TASK INSTRUCTIONS: Below are the entries; return every line among them that holds the word "this".

────────────────

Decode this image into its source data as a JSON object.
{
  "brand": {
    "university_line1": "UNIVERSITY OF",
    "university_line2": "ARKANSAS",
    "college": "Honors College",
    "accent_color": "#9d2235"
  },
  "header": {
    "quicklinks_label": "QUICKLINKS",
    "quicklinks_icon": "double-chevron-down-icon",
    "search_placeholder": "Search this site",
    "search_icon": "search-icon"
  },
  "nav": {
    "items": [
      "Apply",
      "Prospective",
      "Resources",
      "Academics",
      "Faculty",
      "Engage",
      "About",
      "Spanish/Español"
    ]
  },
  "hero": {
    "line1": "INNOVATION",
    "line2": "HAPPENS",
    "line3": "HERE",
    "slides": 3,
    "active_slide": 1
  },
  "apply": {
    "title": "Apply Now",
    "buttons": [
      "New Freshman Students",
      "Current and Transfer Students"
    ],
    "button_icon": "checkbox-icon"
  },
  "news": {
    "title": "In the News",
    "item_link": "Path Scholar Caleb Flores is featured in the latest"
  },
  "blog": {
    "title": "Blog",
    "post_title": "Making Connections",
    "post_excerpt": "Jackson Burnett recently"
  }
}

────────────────

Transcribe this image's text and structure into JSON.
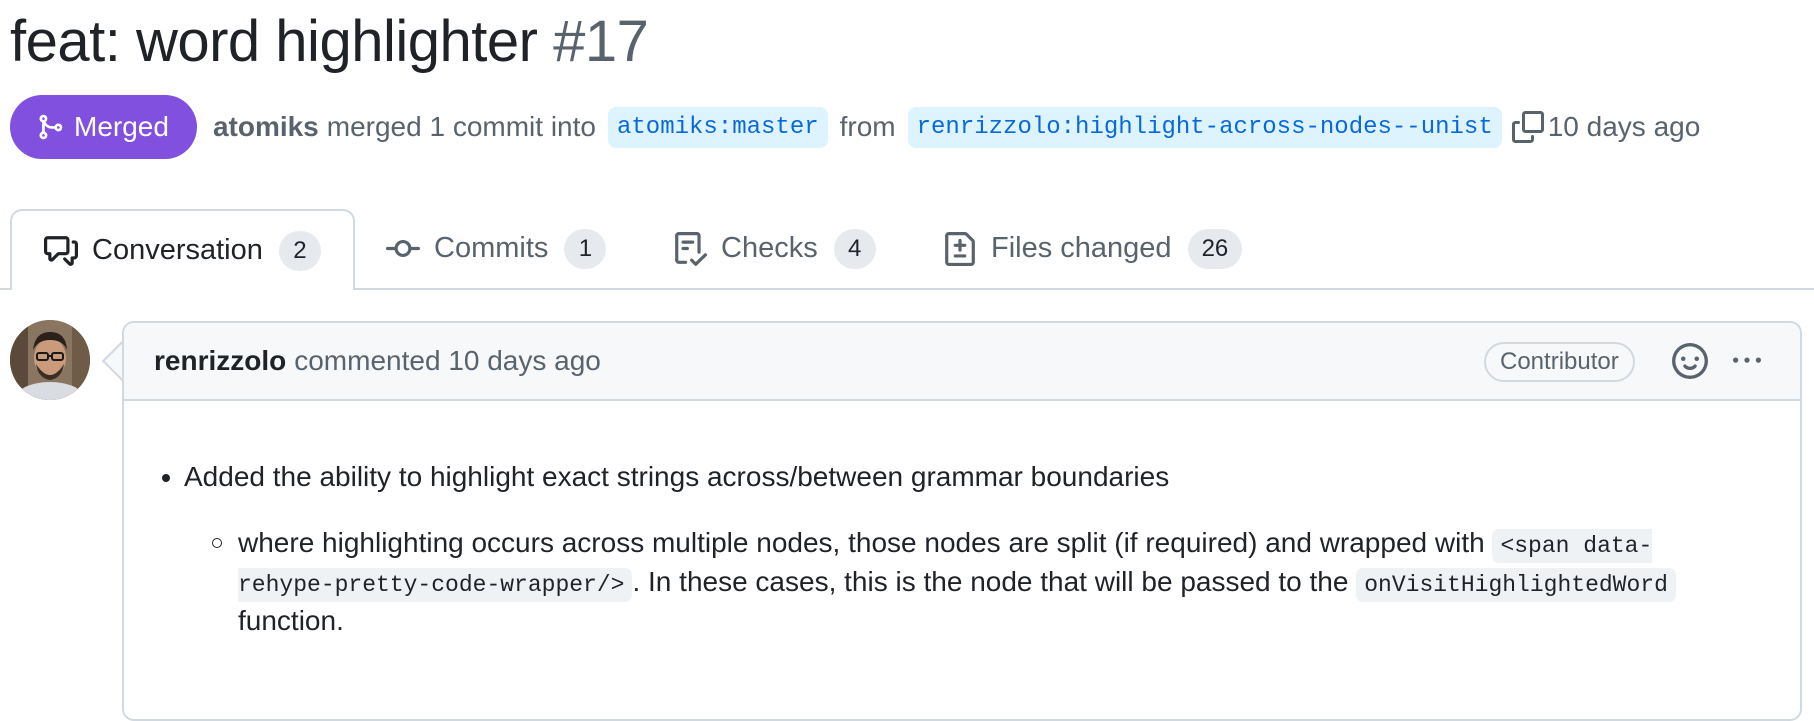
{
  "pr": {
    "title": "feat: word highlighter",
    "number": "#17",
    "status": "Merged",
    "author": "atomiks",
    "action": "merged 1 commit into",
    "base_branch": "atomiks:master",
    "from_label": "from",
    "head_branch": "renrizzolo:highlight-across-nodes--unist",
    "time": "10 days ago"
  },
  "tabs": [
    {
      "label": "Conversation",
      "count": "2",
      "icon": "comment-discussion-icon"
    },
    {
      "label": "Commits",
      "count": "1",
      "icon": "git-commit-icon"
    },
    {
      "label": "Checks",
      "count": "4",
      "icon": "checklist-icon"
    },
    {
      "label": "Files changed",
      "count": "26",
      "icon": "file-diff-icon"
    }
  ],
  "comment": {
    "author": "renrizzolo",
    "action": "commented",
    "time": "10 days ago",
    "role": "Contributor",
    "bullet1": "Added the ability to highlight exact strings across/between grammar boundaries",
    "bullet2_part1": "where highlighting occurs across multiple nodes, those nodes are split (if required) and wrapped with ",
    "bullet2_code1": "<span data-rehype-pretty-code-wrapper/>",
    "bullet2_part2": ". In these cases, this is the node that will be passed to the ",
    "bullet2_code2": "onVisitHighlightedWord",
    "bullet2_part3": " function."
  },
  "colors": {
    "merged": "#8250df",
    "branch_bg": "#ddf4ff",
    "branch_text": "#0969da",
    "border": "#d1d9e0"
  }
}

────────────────

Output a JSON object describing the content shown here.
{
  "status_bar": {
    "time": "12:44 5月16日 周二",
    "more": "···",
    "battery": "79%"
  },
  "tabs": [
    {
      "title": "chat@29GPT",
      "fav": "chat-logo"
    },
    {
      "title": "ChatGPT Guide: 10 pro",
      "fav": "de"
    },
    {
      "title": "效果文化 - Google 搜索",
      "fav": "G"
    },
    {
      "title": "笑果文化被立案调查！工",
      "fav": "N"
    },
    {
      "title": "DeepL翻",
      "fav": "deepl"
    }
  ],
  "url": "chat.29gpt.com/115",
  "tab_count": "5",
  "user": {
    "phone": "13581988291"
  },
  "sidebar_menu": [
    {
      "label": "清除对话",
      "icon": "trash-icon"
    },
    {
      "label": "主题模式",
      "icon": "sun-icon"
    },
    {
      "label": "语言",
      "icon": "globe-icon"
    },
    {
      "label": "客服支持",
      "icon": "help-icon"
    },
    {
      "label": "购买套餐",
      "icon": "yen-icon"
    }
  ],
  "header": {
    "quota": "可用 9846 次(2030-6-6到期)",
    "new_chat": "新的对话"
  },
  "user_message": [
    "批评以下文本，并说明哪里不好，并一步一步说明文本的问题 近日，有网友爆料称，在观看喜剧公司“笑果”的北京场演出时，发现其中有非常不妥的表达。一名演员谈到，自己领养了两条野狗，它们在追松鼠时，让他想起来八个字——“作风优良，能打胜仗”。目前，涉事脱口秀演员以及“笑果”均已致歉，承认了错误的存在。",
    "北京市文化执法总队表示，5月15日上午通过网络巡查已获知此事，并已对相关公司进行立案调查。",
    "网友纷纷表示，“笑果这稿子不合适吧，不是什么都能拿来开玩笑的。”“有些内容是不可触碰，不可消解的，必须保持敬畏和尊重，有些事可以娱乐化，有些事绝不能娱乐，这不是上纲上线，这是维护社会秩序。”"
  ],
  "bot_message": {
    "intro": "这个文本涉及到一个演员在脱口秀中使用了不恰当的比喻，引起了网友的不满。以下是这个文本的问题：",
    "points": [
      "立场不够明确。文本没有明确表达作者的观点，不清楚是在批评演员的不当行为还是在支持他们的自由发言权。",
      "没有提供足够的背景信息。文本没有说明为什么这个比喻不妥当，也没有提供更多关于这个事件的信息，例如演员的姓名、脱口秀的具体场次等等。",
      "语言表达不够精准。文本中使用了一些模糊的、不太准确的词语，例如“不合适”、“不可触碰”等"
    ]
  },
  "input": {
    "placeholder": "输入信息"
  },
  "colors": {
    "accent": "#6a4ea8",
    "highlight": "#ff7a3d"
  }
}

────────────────

RESULT:
Decode this image into its source data as a JSON object.
    "search_placeholder": "Search this site",
Transcribe this image's text and structure into JSON.
    "bullet2_part2": ". In these cases, this is the node that will be passed to the ",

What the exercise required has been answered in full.